EXTRACTED INFORMATION START

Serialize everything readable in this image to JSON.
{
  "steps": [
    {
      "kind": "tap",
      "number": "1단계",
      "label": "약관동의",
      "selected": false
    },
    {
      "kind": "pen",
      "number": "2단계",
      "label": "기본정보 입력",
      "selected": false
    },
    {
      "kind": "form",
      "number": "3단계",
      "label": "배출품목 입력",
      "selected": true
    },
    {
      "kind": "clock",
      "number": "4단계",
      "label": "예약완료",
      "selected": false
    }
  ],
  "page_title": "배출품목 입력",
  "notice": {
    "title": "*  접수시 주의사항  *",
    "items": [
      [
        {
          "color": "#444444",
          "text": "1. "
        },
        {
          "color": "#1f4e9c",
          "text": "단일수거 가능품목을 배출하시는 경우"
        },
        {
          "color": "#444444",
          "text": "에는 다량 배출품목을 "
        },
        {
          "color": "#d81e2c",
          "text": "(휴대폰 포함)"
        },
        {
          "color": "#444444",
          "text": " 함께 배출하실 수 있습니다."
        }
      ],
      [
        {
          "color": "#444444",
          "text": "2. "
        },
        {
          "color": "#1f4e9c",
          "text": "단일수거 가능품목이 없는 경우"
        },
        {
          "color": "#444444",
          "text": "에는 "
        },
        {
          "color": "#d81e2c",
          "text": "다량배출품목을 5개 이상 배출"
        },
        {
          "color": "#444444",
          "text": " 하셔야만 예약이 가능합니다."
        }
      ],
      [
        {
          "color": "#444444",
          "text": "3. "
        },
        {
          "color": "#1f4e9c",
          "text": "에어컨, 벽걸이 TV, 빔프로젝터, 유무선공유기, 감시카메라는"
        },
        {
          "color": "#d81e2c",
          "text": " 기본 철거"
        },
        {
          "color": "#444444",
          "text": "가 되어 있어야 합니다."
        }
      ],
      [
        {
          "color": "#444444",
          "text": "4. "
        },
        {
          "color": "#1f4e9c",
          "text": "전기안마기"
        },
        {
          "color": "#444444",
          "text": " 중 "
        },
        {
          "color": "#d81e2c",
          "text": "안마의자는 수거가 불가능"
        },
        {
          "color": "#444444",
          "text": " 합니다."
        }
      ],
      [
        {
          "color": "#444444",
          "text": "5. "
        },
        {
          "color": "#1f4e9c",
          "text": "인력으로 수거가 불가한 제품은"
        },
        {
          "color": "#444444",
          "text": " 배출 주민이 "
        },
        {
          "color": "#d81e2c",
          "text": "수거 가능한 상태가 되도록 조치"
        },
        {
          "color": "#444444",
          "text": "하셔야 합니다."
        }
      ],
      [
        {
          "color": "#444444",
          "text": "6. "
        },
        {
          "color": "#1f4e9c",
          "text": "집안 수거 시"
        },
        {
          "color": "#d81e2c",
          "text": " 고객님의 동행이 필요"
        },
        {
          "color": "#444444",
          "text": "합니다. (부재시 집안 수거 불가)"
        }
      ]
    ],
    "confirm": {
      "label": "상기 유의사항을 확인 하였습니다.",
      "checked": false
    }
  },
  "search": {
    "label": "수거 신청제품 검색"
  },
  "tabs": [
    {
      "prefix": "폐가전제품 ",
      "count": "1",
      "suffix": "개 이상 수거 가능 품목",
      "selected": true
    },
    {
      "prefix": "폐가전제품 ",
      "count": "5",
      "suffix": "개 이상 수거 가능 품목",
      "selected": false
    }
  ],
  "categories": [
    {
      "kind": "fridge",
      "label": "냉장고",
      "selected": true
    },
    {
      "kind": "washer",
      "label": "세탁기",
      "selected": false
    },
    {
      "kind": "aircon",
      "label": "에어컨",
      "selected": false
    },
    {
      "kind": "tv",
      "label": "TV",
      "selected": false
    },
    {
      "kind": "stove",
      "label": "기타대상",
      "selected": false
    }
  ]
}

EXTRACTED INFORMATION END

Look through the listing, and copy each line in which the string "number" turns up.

[SOLUTION]
      "number": "1단계",
      "number": "2단계",
      "number": "3단계",
      "number": "4단계",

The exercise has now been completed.